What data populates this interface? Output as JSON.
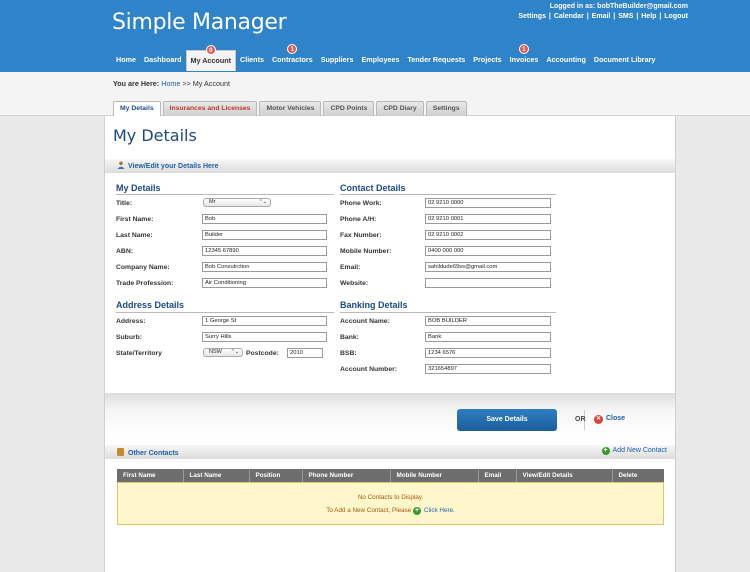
{
  "app": {
    "title": "Simple Manager"
  },
  "login": {
    "text": "Logged in as: bobTheBuilder@gmail.com",
    "links": [
      "Settings",
      "Calendar",
      "Email",
      "SMS",
      "Help",
      "Logout"
    ]
  },
  "nav": {
    "items": [
      {
        "label": "Home",
        "badge": ""
      },
      {
        "label": "Dashboard",
        "badge": ""
      },
      {
        "label": "My Account",
        "badge": "0"
      },
      {
        "label": "Clients",
        "badge": ""
      },
      {
        "label": "Contractors",
        "badge": "1"
      },
      {
        "label": "Suppliers",
        "badge": ""
      },
      {
        "label": "Employees",
        "badge": ""
      },
      {
        "label": "Tender Requests",
        "badge": ""
      },
      {
        "label": "Projects",
        "badge": ""
      },
      {
        "label": "Invoices",
        "badge": "1"
      },
      {
        "label": "Accounting",
        "badge": ""
      },
      {
        "label": "Document Library",
        "badge": ""
      }
    ],
    "active": "My Account"
  },
  "breadcrumb": {
    "prefix": "You are Here:",
    "home": "Home",
    "sep": ">>",
    "current": "My Account"
  },
  "tabs": [
    "My Details",
    "Insurances and Licenses",
    "Motor Vehicles",
    "CPD Points",
    "CPD Diary",
    "Settings"
  ],
  "page": {
    "title": "My Details",
    "edit_link": "View/Edit your Details Here"
  },
  "my_details": {
    "heading": "My Details",
    "title_label": "Title:",
    "title_value": "Mr",
    "first_label": "First Name:",
    "first_value": "Bob",
    "last_label": "Last Name:",
    "last_value": "Builder",
    "abn_label": "ABN:",
    "abn_value": "12345 67890",
    "company_label": "Company Name:",
    "company_value": "Bob Consutrction",
    "trade_label": "Trade Profession:",
    "trade_value": "Air Conditioning"
  },
  "contact_details": {
    "heading": "Contact Details",
    "work_label": "Phone Work:",
    "work_value": "02 9210 0000",
    "ah_label": "Phone A/H:",
    "ah_value": "02 9210 0001",
    "fax_label": "Fax Number:",
    "fax_value": "02 9210 0002",
    "mobile_label": "Mobile Number:",
    "mobile_value": "0400 000 000",
    "email_label": "Email:",
    "email_value": "sahildude69ss@gmail.com",
    "website_label": "Website:",
    "website_value": ""
  },
  "address_details": {
    "heading": "Address Details",
    "address_label": "Address:",
    "address_value": "1 George St",
    "suburb_label": "Suburb:",
    "suburb_value": "Surry Hills",
    "state_label": "State/Territory",
    "state_value": "NSW",
    "postcode_label": "Postcode:",
    "postcode_value": "2010"
  },
  "banking_details": {
    "heading": "Banking Details",
    "account_name_label": "Account Name:",
    "account_name_value": "BOB BUILDER",
    "bank_label": "Bank:",
    "bank_value": "Bank",
    "bsb_label": "BSB:",
    "bsb_value": "1234 6576",
    "account_number_label": "Account Number:",
    "account_number_value": "321654897"
  },
  "actions": {
    "save": "Save Details",
    "or": "OR",
    "close": "Close"
  },
  "other_contacts": {
    "title": "Other Contacts",
    "add": "Add New Contact",
    "columns": [
      "First Name",
      "Last Name",
      "Position",
      "Phone Number",
      "Mobile Number",
      "Email",
      "View/Edit Details",
      "Delete"
    ],
    "empty": "No Contacts to Display.",
    "add_prompt": "To Add a New Contact, Please",
    "click_here": "Click Here."
  },
  "colors": {
    "header": "#2f83c8",
    "accent": "#1c4a80",
    "link": "#1f5fa8",
    "empty_bg": "#fff7cc"
  }
}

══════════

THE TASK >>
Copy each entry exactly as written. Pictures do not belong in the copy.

ANSWER BOX >>
What data populates this interface? Output as JSON.
{
  "app": {
    "title": "Simple Manager"
  },
  "login": {
    "text": "Logged in as: bobTheBuilder@gmail.com",
    "links": [
      "Settings",
      "Calendar",
      "Email",
      "SMS",
      "Help",
      "Logout"
    ]
  },
  "nav": {
    "items": [
      {
        "label": "Home",
        "badge": ""
      },
      {
        "label": "Dashboard",
        "badge": ""
      },
      {
        "label": "My Account",
        "badge": "0"
      },
      {
        "label": "Clients",
        "badge": ""
      },
      {
        "label": "Contractors",
        "badge": "1"
      },
      {
        "label": "Suppliers",
        "badge": ""
      },
      {
        "label": "Employees",
        "badge": ""
      },
      {
        "label": "Tender Requests",
        "badge": ""
      },
      {
        "label": "Projects",
        "badge": ""
      },
      {
        "label": "Invoices",
        "badge": "1"
      },
      {
        "label": "Accounting",
        "badge": ""
      },
      {
        "label": "Document Library",
        "badge": ""
      }
    ],
    "active": "My Account"
  },
  "breadcrumb": {
    "prefix": "You are Here:",
    "home": "Home",
    "sep": ">>",
    "current": "My Account"
  },
  "tabs": [
    "My Details",
    "Insurances and Licenses",
    "Motor Vehicles",
    "CPD Points",
    "CPD Diary",
    "Settings"
  ],
  "page": {
    "title": "My Details",
    "edit_link": "View/Edit your Details Here"
  },
  "my_details": {
    "heading": "My Details",
    "title_label": "Title:",
    "title_value": "Mr",
    "first_label": "First Name:",
    "first_value": "Bob",
    "last_label": "Last Name:",
    "last_value": "Builder",
    "abn_label": "ABN:",
    "abn_value": "12345 67890",
    "company_label": "Company Name:",
    "company_value": "Bob Consutrction",
    "trade_label": "Trade Profession:",
    "trade_value": "Air Conditioning"
  },
  "contact_details": {
    "heading": "Contact Details",
    "work_label": "Phone Work:",
    "work_value": "02 9210 0000",
    "ah_label": "Phone A/H:",
    "ah_value": "02 9210 0001",
    "fax_label": "Fax Number:",
    "fax_value": "02 9210 0002",
    "mobile_label": "Mobile Number:",
    "mobile_value": "0400 000 000",
    "email_label": "Email:",
    "email_value": "sahildude69ss@gmail.com",
    "website_label": "Website:",
    "website_value": ""
  },
  "address_details": {
    "heading": "Address Details",
    "address_label": "Address:",
    "address_value": "1 George St",
    "suburb_label": "Suburb:",
    "suburb_value": "Surry Hills",
    "state_label": "State/Territory",
    "state_value": "NSW",
    "postcode_label": "Postcode:",
    "postcode_value": "2010"
  },
  "banking_details": {
    "heading": "Banking Details",
    "account_name_label": "Account Name:",
    "account_name_value": "BOB BUILDER",
    "bank_label": "Bank:",
    "bank_value": "Bank",
    "bsb_label": "BSB:",
    "bsb_value": "1234 6576",
    "account_number_label": "Account Number:",
    "account_number_value": "321654897"
  },
  "actions": {
    "save": "Save Details",
    "or": "OR",
    "close": "Close"
  },
  "other_contacts": {
    "title": "Other Contacts",
    "add": "Add New Contact",
    "columns": [
      "First Name",
      "Last Name",
      "Position",
      "Phone Number",
      "Mobile Number",
      "Email",
      "View/Edit Details",
      "Delete"
    ],
    "empty": "No Contacts to Display.",
    "add_prompt": "To Add a New Contact, Please",
    "click_here": "Click Here."
  },
  "colors": {
    "header": "#2f83c8",
    "accent": "#1c4a80",
    "link": "#1f5fa8",
    "empty_bg": "#fff7cc"
  }
}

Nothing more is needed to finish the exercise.